By Alex Schadenberg, International Chair – Euthanasia Prevention Coalition
Kevin Yuill, a history professor at Sunderland University, is an academic who has written extensively on assisted suicide based on his secular perspective. His book and articles are well written and worth reading.
Yuill wrote an excellent article that was published in the Telegraph Saturday.
Yuill’s argues that [the book and now the movie] “Me Before You” is simply one of many fictional stories about assisted suicide (”an outbreak”), but that on further reflection “the whole case for assisted suicide is fictional.”
There is an outbreak of fictional assisted suicides, of which the film released this week, “Me Before You,” is simply the most recent example. Before, we had “Million Dollar Baby,” “The Sea Inside,” “One True Thing,” and episodes of Lena Dunham’s “Girls,” “Coronation Street,” and “Hollyoaks.” Such a plot-device is neither new nor “taboo-busting” – that taboo has been well and truly busted.
It is interesting that the case for assisted suicide exists more in the fevered imagination of authors and screenwriters than in reality. Only a handful of Britons kill themselves in Swiss assisted suicide clinics every year; the rate of fictional representations to people actually killing themselves in Switzerland must be nearly 1:1. But “Me Before You” has sparked protests, mostly from disabled groups, because it implicitly asks the question: If you were quadriplegic (or severely disabled), would/should you kill yourself?
Of course, the film is fiction and not particularly imaginative fiction at that, but there is a real context to the unease of groups of disabled activists like Not Dead Yet who have protested outside cinemas.
Yuill outlines some of the information from his book: “Assisted Suicide: The Liberal, Humanist Case Against Legalization” (2015).
The whole case for assisted suicide is fictional. Rather than empathy, it is based on anxiety in the worried. “I’d rather die than suffer like you do”, some actually say out loud to disabled people, who, in my experience are a feisty lot who enjoy (and all too often must fight for) their lives.

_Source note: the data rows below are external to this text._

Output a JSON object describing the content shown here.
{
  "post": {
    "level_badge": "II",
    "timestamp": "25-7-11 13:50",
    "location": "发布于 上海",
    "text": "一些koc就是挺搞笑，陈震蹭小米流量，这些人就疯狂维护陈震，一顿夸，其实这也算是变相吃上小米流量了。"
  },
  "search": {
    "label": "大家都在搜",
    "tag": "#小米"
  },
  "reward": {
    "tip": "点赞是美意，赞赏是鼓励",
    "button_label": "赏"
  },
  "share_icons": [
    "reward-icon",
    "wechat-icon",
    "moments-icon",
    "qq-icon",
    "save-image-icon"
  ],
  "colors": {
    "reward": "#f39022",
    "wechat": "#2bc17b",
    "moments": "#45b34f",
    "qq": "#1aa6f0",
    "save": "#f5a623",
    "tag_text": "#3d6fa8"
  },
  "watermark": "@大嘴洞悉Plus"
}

There are real disabled lives – and there is the narcissistic projection of gloomy imaginings onto the disabled.
The case for legalised assisted suicide has at its heart a fictional scene – a relative near the end of her life wracked with pain, betubed and hooked up to beeping machines, looks pleadingly to her anxious family who in turn look to the doctor, who shakes her head sadly, constrained by a law founded on outdated religious mores.
But the reality is (in this case the film does capture the truth) that those who do choose assisted suicide in Oregon and Washington, where it has been legal since 1997 and 2008 respectively, tend to be educated, middle class, determined, and used to getting their own way (as well as perfectly capable of doing it on their own. Why didn’t Will Traynor, the main character, wheel himself into a moat or off one of the many turrets of his castle?). Pain does not even come into the top five reasons why they opt for an assisted suicide in these states. Instead, it is fear – of loss of autonomy, loss of enjoyment of activities, loss of dignity, loss of bodily functions, and being a burden.
The closer to reality of death and dying, the less support there is for legalising assisted suicide. Whereas a majority of the British public believe they need the “right” to die, the percentages go down in accordance to experience of death and dying. Less than half of all doctors support legalised assisted suicide. Of hospice doctors, 90 per cent oppose legalisation of assisted suicide.
Of course, assisted suicide and the dramas it entails have the potential for excellent drama; Shakespeare included no less than 52 suicides in his plays. Nor should there be any censorship of such issues in print or on screen. But we should remember that it is only in fictional accounts like “Me Before You” that one can find any compelling reasons to change the law on assisted suicide. Reality is a little more complex.
Editor’s note. This appeared on the webpage of the Euthanasia Prevention Coalition.